Germany. 1938. Fourteen-year-old Sophie Adler, a member of BDM, the girls' division of Hitler Youth, has just discovered she has polio.

What happens next took writer Jeanne Moran of Nicholson, the creator of the young adult novel "Risking Exposure," which tells Sophie's story, on a journey that not only recognized her German heritage but one that also taught her a side of World War II-era history of which few people are aware.

"As an adult, I learned about a Nazi-era pogrom in which people with disabilities were exterminated," Moran, who works as a physical therapist, explained. "The seeds for 'Risking Exposure' came from my attempt to mix the oil and water of these disparate feelings - pride in my German heritage and the horror of realizing that people with disabilities, like my sister and my patients, were also Nazi targets."

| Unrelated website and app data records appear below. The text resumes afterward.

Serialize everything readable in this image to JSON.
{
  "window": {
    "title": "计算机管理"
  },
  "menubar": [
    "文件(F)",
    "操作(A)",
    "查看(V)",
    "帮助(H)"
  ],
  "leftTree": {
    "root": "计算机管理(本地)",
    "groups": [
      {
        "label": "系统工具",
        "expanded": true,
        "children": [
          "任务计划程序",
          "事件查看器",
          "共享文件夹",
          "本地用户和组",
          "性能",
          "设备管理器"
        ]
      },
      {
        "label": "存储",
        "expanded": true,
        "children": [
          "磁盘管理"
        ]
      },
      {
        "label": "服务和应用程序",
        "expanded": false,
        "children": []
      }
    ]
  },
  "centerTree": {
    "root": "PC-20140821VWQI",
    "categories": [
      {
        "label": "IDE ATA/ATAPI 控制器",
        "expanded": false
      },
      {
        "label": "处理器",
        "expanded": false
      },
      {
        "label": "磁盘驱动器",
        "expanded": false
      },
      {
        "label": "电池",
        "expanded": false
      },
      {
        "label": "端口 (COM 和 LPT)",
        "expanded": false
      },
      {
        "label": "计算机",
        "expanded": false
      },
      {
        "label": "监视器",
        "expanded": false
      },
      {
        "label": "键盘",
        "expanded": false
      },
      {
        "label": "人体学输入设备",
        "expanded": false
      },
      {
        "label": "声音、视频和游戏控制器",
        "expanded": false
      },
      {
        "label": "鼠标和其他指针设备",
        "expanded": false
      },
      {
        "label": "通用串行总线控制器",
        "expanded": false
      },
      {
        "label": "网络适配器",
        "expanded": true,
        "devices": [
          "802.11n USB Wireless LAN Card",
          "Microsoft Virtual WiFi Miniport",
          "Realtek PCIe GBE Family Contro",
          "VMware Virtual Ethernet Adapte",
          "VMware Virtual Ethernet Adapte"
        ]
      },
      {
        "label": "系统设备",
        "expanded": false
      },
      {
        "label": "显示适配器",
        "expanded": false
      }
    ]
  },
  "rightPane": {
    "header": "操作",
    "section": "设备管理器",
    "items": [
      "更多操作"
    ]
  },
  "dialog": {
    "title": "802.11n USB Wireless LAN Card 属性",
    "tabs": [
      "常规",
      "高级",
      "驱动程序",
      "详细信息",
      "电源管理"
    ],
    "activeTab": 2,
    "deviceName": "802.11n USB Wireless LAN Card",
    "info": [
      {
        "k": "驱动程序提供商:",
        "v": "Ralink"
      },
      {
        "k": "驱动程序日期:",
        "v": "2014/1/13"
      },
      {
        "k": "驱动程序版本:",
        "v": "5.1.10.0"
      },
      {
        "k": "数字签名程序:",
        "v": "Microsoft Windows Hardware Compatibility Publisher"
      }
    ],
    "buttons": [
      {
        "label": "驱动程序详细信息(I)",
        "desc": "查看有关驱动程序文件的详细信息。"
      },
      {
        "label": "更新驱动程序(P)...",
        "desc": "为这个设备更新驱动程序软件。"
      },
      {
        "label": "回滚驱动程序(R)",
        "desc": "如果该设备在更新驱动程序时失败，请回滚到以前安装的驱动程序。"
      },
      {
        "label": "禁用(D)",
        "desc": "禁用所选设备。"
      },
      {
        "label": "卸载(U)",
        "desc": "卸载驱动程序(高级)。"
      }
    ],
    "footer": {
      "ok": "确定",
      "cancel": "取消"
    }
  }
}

Sophie's passion in life is photography and her Youth leader instructed her to photograph the hospital's patients and their experiences. As Moran explains, it is while performing this task that her character realizes her true worth.

"Without her knowledge, Sophie's own photos are used in a propaganda poster to support the Reich's position that people with disabilities are 'useless eaters,' those who consume goods but are worthless to society," Moran said. "Her character grows and changes as she realizes the importance of doing something, even though she knows that what she'll do is relatively small. She knows she won't change the whole Nazi regime."

"I think we all need reminders that, even though we can't fix everything, we have the power to act and positively influence our small corner of the world," she added.

Moran explained that the idea for "Risking Exposure" began six years ago and she had originally planned for it to be a mix of historical fiction and fantasy. During the writing and editing process, however, she changed her plot.

"Conventional wisdom for writers is that we don't really get to the heart of our story until we've slashed and edited the entire novel at least once or twice," she said. "That is certainly true for me. There are as many pages in my 'deleted scenes' folder as there are in the final version of 'Risking Exposure.'"

Moran also dove into her subject matter in a more personal way: purchasing a 1938 Sears Roebuck catalog and a 1930s German camera to lend authenticity to her work. She also visited Munich, including the city archives, where she got to know Sophie on a more human level. She also performed research at the Library of Congress in Washington, D.C.

"When I started searching for a book about people with disabilities in the Nazi era, all I found was victim accounts," Moran said. "I wanted to read a story where the potential target stood up for his or her own dignity, but I found none. Toni Morrison suggests, 'If there's a book you want to read but it hasn't been written yet, then you must write it.' So I did just that."

Moran will sign copies of "Risking Exposure" on Saturday, Nov. 30, from 10 a.m. to 1 p.m. at Duffy's Coffee House, 312 S. State St., Clarks Summit. Proceeds from November sales of the book will benefit the Factoryville United Methodist Church, while December sales will benefit the March of Dimes. January sales will benefit the Dietrich Theater and the Wyoming County Cultural Center, as will the proceeds from a signing there on Saturday, March 9, 2014.